The six students listed as official entrants were the Landscape Progress Administration coordinating team, which formed as students in Professor Marcia McNally’s course LA 242: Citizen Participation in the Community Design Process.
We would like to acknowledge contributions from the following:
UC Berkeley Department of Landscape Architecture & Environmental Planning faculty, students and staff, and the Beatrix Farrand Fund
Principal Kenya Crockett, parents David Roach and Michael Napolitano, teachers Jesse Thaler and Taylor White, and participating students from Claremont Middle School
Teacher Sarah Johnson, volunteer Andrew Francis, and participating students from Castlemont Leadership High School
Cathy Moyer of Volunteers for Outdoor California, and trail crew leaders from Mount Diablo State Park
Theron Klos, Grounds Operation Manager at UC Berkeley; Tyler Grinberg, Tim Pine, & Lindsey Sanders of UC Berkeley Strawberry Creek Restoration; Sara Shirazi, Associate Director of Campus Facilities, UC Berkeley
Professor Linda Jewell; Graduate Student Instructors Sara Jensen, Susanne Cowan, Matt Smith, Fiona Cundy, and Huey Ying Hsu; and participating students of ED 1: People and Environmental Design
Professor Randy Hester; Graduate Student Instructors Lauren Stahl and Laura Tepper; and participating students from LA 130: Sustainable Landscapes and Cities
Professor Joe McBride, Graduate Student Instructor Jesse Jones, and participating students of LA 110: Ecological Analysis
Professor John Radke, Graduate Student Instructors Allison Lassiter and Ye Kang Ko, and participating students of LA 188: Geographic Information Systems
Professor Louise Mozingo, Graduate Student Instructor David De La Pena, and participating students of LA 170: History of Landscape Architecture
Sources for information about California’s budget presented in the narrative and diagrams are from the following articles:
Budget crisis forces deep cuts at Calif. Schools. (2009, June 22). USA Today.
California Budget Crisis Overview. (2010, January 7). The New York Times.
Cuts in California: How billions in budget cuts will affect the Golden State, Education: K-12 Education, Higher Education. (2009, December 30). The New York Times.
Cuts in California: How billions in budget cuts will affect the Golden State, Miscellaneous: State Parks. (2009, December 30). The New York Times.
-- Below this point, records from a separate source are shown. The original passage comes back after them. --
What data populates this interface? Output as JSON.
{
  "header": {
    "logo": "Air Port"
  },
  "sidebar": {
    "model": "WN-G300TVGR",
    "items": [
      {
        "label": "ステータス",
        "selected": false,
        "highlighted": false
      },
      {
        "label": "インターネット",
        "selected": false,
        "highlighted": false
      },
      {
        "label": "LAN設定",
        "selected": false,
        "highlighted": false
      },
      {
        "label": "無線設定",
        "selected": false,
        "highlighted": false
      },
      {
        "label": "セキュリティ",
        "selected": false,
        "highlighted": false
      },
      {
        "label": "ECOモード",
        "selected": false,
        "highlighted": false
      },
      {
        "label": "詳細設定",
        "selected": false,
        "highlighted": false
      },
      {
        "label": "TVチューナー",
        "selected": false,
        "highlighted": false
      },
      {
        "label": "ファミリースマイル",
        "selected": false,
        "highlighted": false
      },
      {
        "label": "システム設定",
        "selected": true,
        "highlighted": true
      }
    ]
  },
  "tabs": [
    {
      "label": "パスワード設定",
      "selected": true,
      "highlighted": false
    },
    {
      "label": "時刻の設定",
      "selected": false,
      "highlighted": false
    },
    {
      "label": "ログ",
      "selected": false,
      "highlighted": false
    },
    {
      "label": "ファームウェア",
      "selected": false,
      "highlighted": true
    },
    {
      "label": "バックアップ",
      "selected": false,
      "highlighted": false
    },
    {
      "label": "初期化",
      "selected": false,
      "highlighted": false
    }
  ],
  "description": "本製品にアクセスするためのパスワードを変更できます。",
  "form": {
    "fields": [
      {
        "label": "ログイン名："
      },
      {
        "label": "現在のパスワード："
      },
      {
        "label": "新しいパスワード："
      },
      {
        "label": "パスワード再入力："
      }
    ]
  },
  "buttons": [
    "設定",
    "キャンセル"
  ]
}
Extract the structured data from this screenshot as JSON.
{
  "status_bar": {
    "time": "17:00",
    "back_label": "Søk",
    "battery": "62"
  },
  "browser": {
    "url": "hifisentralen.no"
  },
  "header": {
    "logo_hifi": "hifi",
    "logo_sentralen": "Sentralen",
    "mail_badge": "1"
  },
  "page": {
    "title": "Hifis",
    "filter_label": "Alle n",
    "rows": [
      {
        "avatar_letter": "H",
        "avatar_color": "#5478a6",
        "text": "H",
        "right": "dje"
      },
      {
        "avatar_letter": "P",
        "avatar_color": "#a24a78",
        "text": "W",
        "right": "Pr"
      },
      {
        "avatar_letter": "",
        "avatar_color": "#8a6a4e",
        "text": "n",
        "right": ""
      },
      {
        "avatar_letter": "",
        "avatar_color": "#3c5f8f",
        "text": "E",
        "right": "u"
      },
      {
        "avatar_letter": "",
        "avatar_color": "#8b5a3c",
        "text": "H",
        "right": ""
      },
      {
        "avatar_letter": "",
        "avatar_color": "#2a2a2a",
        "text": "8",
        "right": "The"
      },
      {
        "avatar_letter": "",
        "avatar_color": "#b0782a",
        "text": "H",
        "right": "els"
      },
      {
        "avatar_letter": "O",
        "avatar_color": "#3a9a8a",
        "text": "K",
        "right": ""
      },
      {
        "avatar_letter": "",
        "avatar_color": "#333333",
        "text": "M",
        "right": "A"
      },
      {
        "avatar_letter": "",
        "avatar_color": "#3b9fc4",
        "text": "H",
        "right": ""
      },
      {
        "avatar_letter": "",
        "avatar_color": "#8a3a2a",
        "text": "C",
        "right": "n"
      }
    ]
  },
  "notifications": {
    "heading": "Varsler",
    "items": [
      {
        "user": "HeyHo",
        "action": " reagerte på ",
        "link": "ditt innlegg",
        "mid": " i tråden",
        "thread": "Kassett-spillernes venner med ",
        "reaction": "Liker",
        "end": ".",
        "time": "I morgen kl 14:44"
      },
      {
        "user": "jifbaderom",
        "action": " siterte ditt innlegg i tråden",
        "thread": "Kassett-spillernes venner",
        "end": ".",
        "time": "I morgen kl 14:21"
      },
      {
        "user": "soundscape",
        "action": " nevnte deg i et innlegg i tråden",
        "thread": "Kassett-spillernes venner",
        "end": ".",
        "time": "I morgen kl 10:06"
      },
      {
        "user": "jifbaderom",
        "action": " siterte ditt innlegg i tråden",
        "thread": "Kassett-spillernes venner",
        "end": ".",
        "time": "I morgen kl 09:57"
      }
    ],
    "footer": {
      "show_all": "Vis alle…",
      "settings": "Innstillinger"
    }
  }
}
Gore, Erin S. (2010, February 2). UC Berkeley Financial Overview presentation to the Berkeley division of the Academic Senate.
Thomas, Pete. (2009, September 25). California’s state parks spared from closure, but how fantastic is this plan? Los Angeles Times.
Media coverage sources:
Cameron, D Ross/ Staff Photos. “Planting Ideas.” Oakland Tribune. 12/3/09: A3
Ness, Carol. “Budget crisis prompts LAEP students to take a lesson from the Great Depression,” UC Berkeley News Center. 12/4/09:
Aerial images in the site plan were captured using the following:
“East Bay, California.” 37°54’08.92”N and 122°09’10.88”W. Google Earth. Imagery date October 2, 2009. Accessed May 24, 2010.